## Brief
Find every line in the records that holds the string "CANCIANIRUTH". Copy each one.

## Data supplied

○ ○ ○ ○ ○

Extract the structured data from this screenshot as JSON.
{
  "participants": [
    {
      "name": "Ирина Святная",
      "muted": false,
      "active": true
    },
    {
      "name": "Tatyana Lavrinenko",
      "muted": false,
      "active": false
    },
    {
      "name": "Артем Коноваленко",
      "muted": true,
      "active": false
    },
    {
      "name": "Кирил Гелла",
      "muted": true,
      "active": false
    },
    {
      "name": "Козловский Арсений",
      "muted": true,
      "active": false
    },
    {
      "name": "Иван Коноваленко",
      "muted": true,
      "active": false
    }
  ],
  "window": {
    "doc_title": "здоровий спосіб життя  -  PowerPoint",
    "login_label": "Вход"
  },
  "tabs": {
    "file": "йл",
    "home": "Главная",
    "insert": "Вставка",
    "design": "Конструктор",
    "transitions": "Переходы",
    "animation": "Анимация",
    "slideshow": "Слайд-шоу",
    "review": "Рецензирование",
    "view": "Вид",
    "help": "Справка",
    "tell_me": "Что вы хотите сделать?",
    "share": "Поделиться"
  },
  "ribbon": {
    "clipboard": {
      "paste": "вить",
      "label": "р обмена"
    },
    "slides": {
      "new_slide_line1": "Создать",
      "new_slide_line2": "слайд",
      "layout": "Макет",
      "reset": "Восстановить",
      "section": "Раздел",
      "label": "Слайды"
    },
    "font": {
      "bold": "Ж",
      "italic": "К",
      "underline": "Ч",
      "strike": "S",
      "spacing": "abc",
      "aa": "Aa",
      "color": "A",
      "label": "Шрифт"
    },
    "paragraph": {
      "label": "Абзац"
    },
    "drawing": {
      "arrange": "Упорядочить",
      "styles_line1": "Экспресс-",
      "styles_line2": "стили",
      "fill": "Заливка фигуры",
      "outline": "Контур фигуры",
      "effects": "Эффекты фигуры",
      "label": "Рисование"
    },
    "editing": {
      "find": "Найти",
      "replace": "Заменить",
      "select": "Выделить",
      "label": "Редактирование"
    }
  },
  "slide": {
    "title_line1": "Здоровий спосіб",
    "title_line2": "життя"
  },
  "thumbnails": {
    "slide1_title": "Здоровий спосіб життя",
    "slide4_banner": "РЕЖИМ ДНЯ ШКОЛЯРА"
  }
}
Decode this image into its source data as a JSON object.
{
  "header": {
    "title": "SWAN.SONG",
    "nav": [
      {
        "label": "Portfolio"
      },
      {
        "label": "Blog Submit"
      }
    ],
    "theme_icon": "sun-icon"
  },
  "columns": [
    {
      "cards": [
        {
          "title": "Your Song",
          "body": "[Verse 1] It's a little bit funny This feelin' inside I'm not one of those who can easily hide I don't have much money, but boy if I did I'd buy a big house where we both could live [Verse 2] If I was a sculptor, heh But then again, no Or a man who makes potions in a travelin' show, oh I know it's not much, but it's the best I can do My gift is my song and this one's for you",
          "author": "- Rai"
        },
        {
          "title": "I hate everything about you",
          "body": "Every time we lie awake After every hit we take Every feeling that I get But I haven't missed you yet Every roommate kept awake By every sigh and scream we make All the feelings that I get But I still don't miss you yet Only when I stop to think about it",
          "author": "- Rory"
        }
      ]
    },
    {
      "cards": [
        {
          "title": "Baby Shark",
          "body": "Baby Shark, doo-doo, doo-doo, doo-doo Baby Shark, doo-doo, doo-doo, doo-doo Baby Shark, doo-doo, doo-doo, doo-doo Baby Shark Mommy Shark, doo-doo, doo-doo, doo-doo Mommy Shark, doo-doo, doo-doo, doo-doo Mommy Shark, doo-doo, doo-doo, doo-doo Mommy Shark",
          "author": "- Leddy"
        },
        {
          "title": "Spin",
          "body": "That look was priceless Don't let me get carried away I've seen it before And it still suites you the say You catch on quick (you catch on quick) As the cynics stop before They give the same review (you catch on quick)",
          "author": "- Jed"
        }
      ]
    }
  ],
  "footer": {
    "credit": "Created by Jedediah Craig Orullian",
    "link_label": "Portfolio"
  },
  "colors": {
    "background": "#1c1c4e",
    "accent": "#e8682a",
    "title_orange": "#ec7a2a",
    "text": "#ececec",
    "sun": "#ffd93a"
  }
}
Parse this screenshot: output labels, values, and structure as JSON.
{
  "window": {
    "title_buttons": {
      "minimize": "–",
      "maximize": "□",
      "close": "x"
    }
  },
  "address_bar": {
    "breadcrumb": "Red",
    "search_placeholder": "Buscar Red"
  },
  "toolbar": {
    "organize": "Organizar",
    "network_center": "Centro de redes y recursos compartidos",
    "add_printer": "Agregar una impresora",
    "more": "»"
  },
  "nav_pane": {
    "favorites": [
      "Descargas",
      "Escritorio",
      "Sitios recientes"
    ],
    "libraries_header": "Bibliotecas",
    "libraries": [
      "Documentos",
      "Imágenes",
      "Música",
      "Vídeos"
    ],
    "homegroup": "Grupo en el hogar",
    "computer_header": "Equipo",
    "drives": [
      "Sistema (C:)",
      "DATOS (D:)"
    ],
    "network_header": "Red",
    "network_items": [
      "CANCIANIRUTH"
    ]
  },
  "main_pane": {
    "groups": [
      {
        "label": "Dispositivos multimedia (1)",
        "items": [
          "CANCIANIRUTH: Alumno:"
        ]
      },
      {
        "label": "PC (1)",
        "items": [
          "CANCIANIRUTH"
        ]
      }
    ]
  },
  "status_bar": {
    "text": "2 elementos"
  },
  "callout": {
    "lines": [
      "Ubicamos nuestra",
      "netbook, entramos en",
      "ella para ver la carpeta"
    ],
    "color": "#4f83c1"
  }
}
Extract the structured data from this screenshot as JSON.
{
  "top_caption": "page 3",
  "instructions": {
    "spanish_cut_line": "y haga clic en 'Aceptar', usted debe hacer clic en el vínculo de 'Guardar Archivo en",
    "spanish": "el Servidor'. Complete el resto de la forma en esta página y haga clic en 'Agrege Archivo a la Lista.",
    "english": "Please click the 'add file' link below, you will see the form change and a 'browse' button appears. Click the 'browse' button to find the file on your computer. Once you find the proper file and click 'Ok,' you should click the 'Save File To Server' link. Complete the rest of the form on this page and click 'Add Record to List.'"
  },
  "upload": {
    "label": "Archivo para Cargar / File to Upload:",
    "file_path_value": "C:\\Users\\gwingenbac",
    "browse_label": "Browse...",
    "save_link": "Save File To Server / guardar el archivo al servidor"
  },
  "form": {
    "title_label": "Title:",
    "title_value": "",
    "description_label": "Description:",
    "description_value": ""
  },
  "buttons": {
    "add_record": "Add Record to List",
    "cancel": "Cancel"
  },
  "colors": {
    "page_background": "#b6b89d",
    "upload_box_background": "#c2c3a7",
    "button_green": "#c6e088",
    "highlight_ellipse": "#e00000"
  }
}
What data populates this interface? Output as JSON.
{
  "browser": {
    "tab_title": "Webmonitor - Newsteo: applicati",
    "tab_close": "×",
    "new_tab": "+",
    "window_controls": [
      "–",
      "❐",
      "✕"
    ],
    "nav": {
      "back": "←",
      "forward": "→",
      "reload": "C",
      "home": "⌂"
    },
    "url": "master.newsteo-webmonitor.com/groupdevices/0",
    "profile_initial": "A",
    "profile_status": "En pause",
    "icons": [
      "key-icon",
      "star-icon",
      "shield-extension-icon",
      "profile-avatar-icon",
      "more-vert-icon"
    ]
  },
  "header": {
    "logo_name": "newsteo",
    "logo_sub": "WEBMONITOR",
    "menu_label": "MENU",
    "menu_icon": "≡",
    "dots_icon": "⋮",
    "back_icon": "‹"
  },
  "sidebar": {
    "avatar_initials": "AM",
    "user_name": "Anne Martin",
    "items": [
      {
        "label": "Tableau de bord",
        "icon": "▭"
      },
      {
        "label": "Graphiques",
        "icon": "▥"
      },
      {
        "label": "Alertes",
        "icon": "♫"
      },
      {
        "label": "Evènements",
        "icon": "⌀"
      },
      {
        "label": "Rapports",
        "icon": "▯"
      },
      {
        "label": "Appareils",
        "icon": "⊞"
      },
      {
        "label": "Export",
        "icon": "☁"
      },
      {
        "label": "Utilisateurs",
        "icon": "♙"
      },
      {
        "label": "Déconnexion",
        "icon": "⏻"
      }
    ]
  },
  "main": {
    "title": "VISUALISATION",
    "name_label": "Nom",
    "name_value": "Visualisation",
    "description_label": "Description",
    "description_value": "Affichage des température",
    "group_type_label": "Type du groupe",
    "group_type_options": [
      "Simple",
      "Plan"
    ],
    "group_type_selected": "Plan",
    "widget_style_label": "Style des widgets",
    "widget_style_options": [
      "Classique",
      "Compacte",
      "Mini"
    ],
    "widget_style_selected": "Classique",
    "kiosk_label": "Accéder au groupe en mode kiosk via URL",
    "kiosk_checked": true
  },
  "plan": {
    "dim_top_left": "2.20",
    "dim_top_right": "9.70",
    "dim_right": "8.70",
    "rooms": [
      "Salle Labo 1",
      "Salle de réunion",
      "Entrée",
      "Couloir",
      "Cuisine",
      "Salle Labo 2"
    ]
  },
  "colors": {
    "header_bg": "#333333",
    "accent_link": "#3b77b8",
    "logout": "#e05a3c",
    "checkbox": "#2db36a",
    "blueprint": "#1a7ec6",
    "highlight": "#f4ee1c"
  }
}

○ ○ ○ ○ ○

## Solution for this problem
      "CANCIANIRUTH"
          "CANCIANIRUTH: Alumno:"
          "CANCIANIRUTH"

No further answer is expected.